Why don't you test the theory on a few articles. Say 10. If it works on even 3 or them, I would say we could expand the operation. - Peregrine Fisher (talk) (contribs) 00:55, 28 January 2009 (UTC)
I will over the next week or so. I have been focusing on recent changes and short pages and there's plenty to pick from. :-) Carlossuarez46 (talk) 02:15, 20 February 2009 (UTC)
Sounds good. It would be cool if you post which articles and editors are involved here so we can watch it. - Peregrine Fisher (talk) (contribs) 02:17, 20 February 2009 (UTC)

(outdent):I picked a few randomly among articles flagged this month beginning with "A".

Many articles flagged this month were actually created years ago, and some actually had sources, and some should have been speedied instead of flagged, but these are a good few to work on. Carlossuarez46 (talk) 02:26, 25 February 2009 (UTC)
Should be interesting. - Peregrine Fisher (talk) (contribs) 02:36, 25 February 2009 (UTC)

I said, Do, We, Have, A, Problem?[edit]

This project made me wonder how were doing as a project with referencing, so many moons ago I asked the bot people if they could provide some stats. At User_talk:Peregrine_Fisher#Referencing_stats we finally got some. I would say not bad, but judge for yourself. - Peregrine Fisher (talk) (contribs) 04:56, 10 April 2009 (UTC)

Target of link in previous comment now at User talk:Peregrine Fisher/Archive 15#Referencing stats. - dcljr (talk) 02:48, 12 January 2016 (UTC)

tutorial on quickly finding high-quality sources[edit]

Currently, this Wikipedia:Improving referencing efforts article suggests: "When faced with unreferenced information, an editor should make an effort to find sources before deleting material."

Several people have commented that a person should be able to find a reference (if one exists) in less than 60 seconds. I suspect those people know a few tricks I don't know. And I suspect I'm not the only one -- as Peregrine Fisher pointed out, "adding references ... Most people don't know how to do it." Today one such person asked me "where do you find a source ... ?" Is there a tutorial on quickly finding high-quality sources? Something analogous to the Wikipedia:Finding images tutorial ? If not, could we somehow make such a tutorial? -- (talk) 19:17, 28 July 2009 (UTC)

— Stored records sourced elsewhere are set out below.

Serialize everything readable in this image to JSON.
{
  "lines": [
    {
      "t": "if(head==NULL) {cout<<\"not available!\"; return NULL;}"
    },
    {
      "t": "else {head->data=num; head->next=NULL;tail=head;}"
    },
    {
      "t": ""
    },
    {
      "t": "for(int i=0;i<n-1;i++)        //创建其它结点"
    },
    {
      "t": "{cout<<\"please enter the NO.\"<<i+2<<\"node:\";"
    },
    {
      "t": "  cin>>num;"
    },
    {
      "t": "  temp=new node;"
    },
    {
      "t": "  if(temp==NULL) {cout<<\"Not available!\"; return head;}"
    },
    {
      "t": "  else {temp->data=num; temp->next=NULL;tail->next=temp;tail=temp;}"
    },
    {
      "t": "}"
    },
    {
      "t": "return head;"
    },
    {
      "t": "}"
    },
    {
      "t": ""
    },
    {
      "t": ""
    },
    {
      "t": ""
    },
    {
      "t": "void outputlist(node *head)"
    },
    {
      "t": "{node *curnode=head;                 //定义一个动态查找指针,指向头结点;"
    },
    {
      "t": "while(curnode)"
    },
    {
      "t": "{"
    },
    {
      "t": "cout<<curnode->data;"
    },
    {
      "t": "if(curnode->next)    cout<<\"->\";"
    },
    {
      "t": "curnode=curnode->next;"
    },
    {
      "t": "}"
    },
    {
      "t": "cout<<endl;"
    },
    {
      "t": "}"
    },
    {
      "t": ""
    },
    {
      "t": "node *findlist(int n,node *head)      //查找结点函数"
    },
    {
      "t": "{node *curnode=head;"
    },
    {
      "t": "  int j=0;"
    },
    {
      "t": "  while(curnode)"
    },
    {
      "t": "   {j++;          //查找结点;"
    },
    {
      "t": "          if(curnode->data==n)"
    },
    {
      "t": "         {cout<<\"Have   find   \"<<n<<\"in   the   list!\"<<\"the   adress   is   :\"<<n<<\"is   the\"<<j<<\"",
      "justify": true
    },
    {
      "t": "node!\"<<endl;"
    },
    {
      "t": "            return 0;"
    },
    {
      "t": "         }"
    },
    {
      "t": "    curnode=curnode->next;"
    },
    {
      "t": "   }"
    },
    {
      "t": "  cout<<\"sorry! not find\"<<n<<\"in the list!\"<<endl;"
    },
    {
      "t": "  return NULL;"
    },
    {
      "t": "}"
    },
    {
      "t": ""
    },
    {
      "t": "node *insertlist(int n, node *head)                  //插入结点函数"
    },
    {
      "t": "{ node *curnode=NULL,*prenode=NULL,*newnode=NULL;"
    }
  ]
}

You're right there should be a tutorial, that's a good idea. Were you aware of Template:Findsources btw? -- œ 23:17, 30 July 2009 (UTC)
I did a quick look-around and found Wikipedia:Referencing for beginners. Not sure if it's what you're looking for though. -- œ 23:28, 30 July 2009 (UTC)
That's a start but that helps after the reference has been found. If there is no other resources available feel free to start up a section at Wikipedia:Article Rescue Squadron/How to or link it the page once it's up and going. I think this would be quite helpful. Wikipedia:WikiProject Resource Exchange may also have a lead on this. -- Banjeboi 11:08, 31 July 2009 (UTC)

Merge to WikiProject Unreferenced articles[edit]

I think this could be merged into the Unreferenced articles WikiProject as a taskforce. Mattg82 (talk) 16:58, 5 March 2010 (UTC)

Removed tag merge not required. Little purpose in doing a merge. Mattg82 (talk) 14:38, 9 March 2010 (UTC)
These pages, though slightly outdated, still have much useful information newbies can learn from. -- œ 10:51, 16 March 2010 (UTC)